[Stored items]
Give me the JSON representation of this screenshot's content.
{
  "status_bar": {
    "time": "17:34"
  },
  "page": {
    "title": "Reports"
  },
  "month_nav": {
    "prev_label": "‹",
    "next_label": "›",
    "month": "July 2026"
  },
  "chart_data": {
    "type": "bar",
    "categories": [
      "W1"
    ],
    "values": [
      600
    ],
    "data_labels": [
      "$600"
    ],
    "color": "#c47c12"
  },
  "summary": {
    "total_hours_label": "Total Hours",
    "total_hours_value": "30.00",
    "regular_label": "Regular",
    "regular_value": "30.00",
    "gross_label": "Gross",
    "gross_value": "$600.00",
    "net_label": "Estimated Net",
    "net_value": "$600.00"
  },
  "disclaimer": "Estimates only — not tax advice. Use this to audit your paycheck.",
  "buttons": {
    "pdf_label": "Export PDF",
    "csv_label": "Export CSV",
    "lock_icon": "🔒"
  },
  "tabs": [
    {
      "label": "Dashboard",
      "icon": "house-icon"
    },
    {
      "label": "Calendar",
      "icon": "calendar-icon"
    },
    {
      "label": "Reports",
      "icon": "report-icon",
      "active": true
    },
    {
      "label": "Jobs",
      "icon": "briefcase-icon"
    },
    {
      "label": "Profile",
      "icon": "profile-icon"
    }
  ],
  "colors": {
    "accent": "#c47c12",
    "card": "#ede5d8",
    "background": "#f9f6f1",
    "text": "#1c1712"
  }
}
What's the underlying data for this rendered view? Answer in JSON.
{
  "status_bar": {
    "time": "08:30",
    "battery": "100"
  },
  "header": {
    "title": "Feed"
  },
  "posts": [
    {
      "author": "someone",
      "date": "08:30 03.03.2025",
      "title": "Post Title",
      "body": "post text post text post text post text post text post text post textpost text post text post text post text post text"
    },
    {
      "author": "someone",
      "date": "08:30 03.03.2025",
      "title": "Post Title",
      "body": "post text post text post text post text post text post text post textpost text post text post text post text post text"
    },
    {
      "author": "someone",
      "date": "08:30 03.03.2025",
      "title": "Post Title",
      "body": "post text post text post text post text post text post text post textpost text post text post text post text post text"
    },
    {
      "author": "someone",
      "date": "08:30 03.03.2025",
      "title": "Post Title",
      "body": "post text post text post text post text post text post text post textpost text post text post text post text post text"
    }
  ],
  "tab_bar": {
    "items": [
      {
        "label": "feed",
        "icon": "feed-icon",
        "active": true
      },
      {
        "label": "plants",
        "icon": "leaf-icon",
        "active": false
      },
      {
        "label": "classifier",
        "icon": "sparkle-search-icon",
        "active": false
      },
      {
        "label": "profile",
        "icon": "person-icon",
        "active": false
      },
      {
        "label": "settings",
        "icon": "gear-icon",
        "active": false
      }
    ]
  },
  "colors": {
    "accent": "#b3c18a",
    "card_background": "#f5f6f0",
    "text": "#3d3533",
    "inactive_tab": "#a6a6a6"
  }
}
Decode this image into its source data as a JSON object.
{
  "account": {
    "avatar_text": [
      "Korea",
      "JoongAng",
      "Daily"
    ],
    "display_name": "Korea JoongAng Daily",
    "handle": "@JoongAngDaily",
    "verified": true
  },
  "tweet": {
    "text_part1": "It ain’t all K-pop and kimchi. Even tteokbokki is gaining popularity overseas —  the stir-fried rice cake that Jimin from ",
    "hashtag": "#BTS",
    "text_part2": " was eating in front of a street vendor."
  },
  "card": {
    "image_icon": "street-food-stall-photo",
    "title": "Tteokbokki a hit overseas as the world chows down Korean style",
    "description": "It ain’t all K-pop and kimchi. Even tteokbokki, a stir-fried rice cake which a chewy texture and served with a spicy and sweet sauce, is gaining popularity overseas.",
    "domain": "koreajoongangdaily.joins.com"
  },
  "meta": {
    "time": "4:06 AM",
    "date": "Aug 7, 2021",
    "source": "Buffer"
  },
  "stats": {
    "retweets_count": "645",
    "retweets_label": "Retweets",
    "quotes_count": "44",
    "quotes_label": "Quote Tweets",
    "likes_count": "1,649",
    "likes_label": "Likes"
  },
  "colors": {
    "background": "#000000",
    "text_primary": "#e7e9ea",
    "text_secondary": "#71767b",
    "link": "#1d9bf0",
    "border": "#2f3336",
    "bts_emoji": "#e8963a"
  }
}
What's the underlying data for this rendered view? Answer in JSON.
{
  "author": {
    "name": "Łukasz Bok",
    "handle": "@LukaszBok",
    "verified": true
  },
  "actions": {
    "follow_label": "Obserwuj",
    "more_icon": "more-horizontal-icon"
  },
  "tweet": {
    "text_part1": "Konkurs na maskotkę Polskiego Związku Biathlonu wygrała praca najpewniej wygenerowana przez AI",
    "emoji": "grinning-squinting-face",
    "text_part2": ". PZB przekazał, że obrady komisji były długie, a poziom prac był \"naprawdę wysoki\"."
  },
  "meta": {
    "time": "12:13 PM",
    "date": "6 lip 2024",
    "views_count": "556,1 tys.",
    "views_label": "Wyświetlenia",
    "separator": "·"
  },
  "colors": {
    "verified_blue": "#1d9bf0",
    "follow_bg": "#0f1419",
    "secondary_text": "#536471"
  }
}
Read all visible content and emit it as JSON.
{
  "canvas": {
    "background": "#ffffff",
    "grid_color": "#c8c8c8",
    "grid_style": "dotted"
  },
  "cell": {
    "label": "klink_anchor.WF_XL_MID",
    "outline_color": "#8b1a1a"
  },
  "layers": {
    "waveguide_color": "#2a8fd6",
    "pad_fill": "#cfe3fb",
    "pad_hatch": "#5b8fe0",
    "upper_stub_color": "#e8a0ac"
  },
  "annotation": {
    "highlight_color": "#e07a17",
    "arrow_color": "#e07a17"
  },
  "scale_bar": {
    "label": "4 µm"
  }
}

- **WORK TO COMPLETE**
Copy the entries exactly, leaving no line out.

- **OUTPUT OF THE EXERCISE**
Give me the JSON representation of this screenshot's content.
{
  "status_bar": {
    "time": "17:34"
  },
  "page": {
    "title": "Reports"
  },
  "month_nav": {
    "prev_label": "‹",
    "next_label": "›",
    "month": "July 2026"
  },
  "chart_data": {
    "type": "bar",
    "categories": [
      "W1"
    ],
    "values": [
      600
    ],
    "data_labels": [
      "$600"
    ],
    "color": "#c47c12"
  },
  "summary": {
    "total_hours_label": "Total Hours",
    "total_hours_value": "30.00",
    "regular_label": "Regular",
    "regular_value": "30.00",
    "gross_label": "Gross",
    "gross_value": "$600.00",
    "net_label": "Estimated Net",
    "net_value": "$600.00"
  },
  "disclaimer": "Estimates only — not tax advice. Use this to audit your paycheck.",
  "buttons": {
    "pdf_label": "Export PDF",
    "csv_label": "Export CSV",
    "lock_icon": "🔒"
  },
  "tabs": [
    {
      "label": "Dashboard",
      "icon": "house-icon"
    },
    {
      "label": "Calendar",
      "icon": "calendar-icon"
    },
    {
      "label": "Reports",
      "icon": "report-icon",
      "active": true
    },
    {
      "label": "Jobs",
      "icon": "briefcase-icon"
    },
    {
      "label": "Profile",
      "icon": "profile-icon"
    }
  ],
  "colors": {
    "accent": "#c47c12",
    "card": "#ede5d8",
    "background": "#f9f6f1",
    "text": "#1c1712"
  }
}
What's the underlying data for this rendered view? Answer in JSON.
{
  "status_bar": {
    "time": "08:30",
    "battery": "100"
  },
  "header": {
    "title": "Feed"
  },
  "posts": [
    {
      "author": "someone",
      "date": "08:30 03.03.2025",
      "title": "Post Title",
      "body": "post text post text post text post text post text post text post textpost text post text post text post text post text"
    },
    {
      "author": "someone",
      "date": "08:30 03.03.2025",
      "title": "Post Title",
      "body": "post text post text post text post text post text post text post textpost text post text post text post text post text"
    },
    {
      "author": "someone",
      "date": "08:30 03.03.2025",
      "title": "Post Title",
      "body": "post text post text post text post text post text post text post textpost text post text post text post text post text"
    },
    {
      "author": "someone",
      "date": "08:30 03.03.2025",
      "title": "Post Title",
      "body": "post text post text post text post text post text post text post textpost text post text post text post text post text"
    }
  ],
  "tab_bar": {
    "items": [
      {
        "label": "feed",
        "icon": "feed-icon",
        "active": true
      },
      {
        "label": "plants",
        "icon": "leaf-icon",
        "active": false
      },
      {
        "label": "classifier",
        "icon": "sparkle-search-icon",
        "active": false
      },
      {
        "label": "profile",
        "icon": "person-icon",
        "active": false
      },
      {
        "label": "settings",
        "icon": "gear-icon",
        "active": false
      }
    ]
  },
  "colors": {
    "accent": "#b3c18a",
    "card_background": "#f5f6f0",
    "text": "#3d3533",
    "inactive_tab": "#a6a6a6"
  }
}
Decode this image into its source data as a JSON object.
{
  "account": {
    "avatar_text": [
      "Korea",
      "JoongAng",
      "Daily"
    ],
    "display_name": "Korea JoongAng Daily",
    "handle": "@JoongAngDaily",
    "verified": true
  },
  "tweet": {
    "text_part1": "It ain’t all K-pop and kimchi. Even tteokbokki is gaining popularity overseas —  the stir-fried rice cake that Jimin from ",
    "hashtag": "#BTS",
    "text_part2": " was eating in front of a street vendor."
  },
  "card": {
    "image_icon": "street-food-stall-photo",
    "title": "Tteokbokki a hit overseas as the world chows down Korean style",
    "description": "It ain’t all K-pop and kimchi. Even tteokbokki, a stir-fried rice cake which a chewy texture and served with a spicy and sweet sauce, is gaining popularity overseas.",
    "domain": "koreajoongangdaily.joins.com"
  },
  "meta": {
    "time": "4:06 AM",
    "date": "Aug 7, 2021",
    "source": "Buffer"
  },
  "stats": {
    "retweets_count": "645",
    "retweets_label": "Retweets",
    "quotes_count": "44",
    "quotes_label": "Quote Tweets",
    "likes_count": "1,649",
    "likes_label": "Likes"
  },
  "colors": {
    "background": "#000000",
    "text_primary": "#e7e9ea",
    "text_secondary": "#71767b",
    "link": "#1d9bf0",
    "border": "#2f3336",
    "bts_emoji": "#e8963a"
  }
}
What's the underlying data for this rendered view? Answer in JSON.
{
  "author": {
    "name": "Łukasz Bok",
    "handle": "@LukaszBok",
    "verified": true
  },
  "actions": {
    "follow_label": "Obserwuj",
    "more_icon": "more-horizontal-icon"
  },
  "tweet": {
    "text_part1": "Konkurs na maskotkę Polskiego Związku Biathlonu wygrała praca najpewniej wygenerowana przez AI",
    "emoji": "grinning-squinting-face",
    "text_part2": ". PZB przekazał, że obrady komisji były długie, a poziom prac był \"naprawdę wysoki\"."
  },
  "meta": {
    "time": "12:13 PM",
    "date": "6 lip 2024",
    "views_count": "556,1 tys.",
    "views_label": "Wyświetlenia",
    "separator": "·"
  },
  "colors": {
    "verified_blue": "#1d9bf0",
    "follow_bg": "#0f1419",
    "secondary_text": "#536471"
  }
}
Read all visible content and emit it as JSON.
{
  "canvas": {
    "background": "#ffffff",
    "grid_color": "#c8c8c8",
    "grid_style": "dotted"
  },
  "cell": {
    "label": "klink_anchor.WF_XL_MID",
    "outline_color": "#8b1a1a"
  },
  "layers": {
    "waveguide_color": "#2a8fd6",
    "pad_fill": "#cfe3fb",
    "pad_hatch": "#5b8fe0",
    "upper_stub_color": "#e8a0ac"
  },
  "annotation": {
    "highlight_color": "#e07a17",
    "arrow_color": "#e07a17"
  },
  "scale_bar": {
    "label": "4 µm"
  }
}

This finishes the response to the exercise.